_What you need to do:_
For this task, copy the data that follows exactly, keeping every character.

_Dataset records:_
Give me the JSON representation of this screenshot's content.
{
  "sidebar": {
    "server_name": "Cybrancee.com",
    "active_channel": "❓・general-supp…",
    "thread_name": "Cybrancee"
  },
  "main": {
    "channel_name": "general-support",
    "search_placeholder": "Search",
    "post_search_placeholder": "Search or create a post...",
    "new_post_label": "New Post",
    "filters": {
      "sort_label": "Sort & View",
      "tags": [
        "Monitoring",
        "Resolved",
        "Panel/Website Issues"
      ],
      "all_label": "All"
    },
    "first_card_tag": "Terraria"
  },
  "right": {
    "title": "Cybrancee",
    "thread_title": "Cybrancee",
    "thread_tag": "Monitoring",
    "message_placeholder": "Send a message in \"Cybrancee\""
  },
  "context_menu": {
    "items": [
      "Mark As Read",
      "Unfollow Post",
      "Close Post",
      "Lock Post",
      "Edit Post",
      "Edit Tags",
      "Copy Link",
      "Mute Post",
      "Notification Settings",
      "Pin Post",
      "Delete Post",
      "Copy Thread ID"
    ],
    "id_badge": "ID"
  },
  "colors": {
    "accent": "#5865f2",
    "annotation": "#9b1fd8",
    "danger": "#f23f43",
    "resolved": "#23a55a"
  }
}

_Output below:_
Give me the JSON representation of this screenshot's content.
{
  "sidebar": {
    "server_name": "Cybrancee.com",
    "active_channel": "❓・general-supp…",
    "thread_name": "Cybrancee"
  },
  "main": {
    "channel_name": "general-support",
    "search_placeholder": "Search",
    "post_search_placeholder": "Search or create a post...",
    "new_post_label": "New Post",
    "filters": {
      "sort_label": "Sort & View",
      "tags": [
        "Monitoring",
        "Resolved",
        "Panel/Website Issues"
      ],
      "all_label": "All"
    },
    "first_card_tag": "Terraria"
  },
  "right": {
    "title": "Cybrancee",
    "thread_title": "Cybrancee",
    "thread_tag": "Monitoring",
    "message_placeholder": "Send a message in \"Cybrancee\""
  },
  "context_menu": {
    "items": [
      "Mark As Read",
      "Unfollow Post",
      "Close Post",
      "Lock Post",
      "Edit Post",
      "Edit Tags",
      "Copy Link",
      "Mute Post",
      "Notification Settings",
      "Pin Post",
      "Delete Post",
      "Copy Thread ID"
    ],
    "id_badge": "ID"
  },
  "colors": {
    "accent": "#5865f2",
    "annotation": "#9b1fd8",
    "danger": "#f23f43",
    "resolved": "#23a55a"
  }
}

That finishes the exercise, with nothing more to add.